▶ [ASSIGNMENT] Among the lines of this material, find those holding the word "name" and report how many there are, with nothing added.

# # #

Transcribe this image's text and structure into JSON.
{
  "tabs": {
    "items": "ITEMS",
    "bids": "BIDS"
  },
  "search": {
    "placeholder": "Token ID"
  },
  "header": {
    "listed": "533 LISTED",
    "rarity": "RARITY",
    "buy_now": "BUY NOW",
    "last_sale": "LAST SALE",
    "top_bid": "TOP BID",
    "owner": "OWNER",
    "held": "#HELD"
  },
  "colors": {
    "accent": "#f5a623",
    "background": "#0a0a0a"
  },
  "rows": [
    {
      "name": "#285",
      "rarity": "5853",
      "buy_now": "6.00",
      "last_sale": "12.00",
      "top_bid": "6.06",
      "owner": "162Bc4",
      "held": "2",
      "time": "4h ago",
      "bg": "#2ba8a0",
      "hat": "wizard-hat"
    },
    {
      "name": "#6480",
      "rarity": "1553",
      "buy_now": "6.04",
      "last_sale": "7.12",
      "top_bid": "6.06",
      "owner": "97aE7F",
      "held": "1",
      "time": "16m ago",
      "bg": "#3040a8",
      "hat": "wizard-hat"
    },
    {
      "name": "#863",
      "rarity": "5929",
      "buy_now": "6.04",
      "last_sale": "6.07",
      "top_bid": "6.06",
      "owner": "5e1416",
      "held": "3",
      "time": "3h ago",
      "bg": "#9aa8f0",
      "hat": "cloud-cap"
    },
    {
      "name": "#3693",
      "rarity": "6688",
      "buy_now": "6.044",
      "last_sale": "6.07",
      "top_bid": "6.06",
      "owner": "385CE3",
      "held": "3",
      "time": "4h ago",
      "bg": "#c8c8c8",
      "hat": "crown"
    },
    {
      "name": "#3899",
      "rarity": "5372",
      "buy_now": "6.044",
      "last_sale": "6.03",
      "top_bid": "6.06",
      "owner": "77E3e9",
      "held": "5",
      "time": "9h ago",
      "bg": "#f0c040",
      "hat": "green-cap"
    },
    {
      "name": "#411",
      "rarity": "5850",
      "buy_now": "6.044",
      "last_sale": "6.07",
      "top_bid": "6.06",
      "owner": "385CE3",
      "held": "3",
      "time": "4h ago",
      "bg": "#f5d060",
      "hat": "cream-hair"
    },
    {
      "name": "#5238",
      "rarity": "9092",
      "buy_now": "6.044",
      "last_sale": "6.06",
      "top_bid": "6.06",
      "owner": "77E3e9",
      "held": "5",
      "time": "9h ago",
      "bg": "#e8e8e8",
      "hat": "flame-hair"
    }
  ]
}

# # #

▶ [ANSWER TO THIS PROBLEM] 7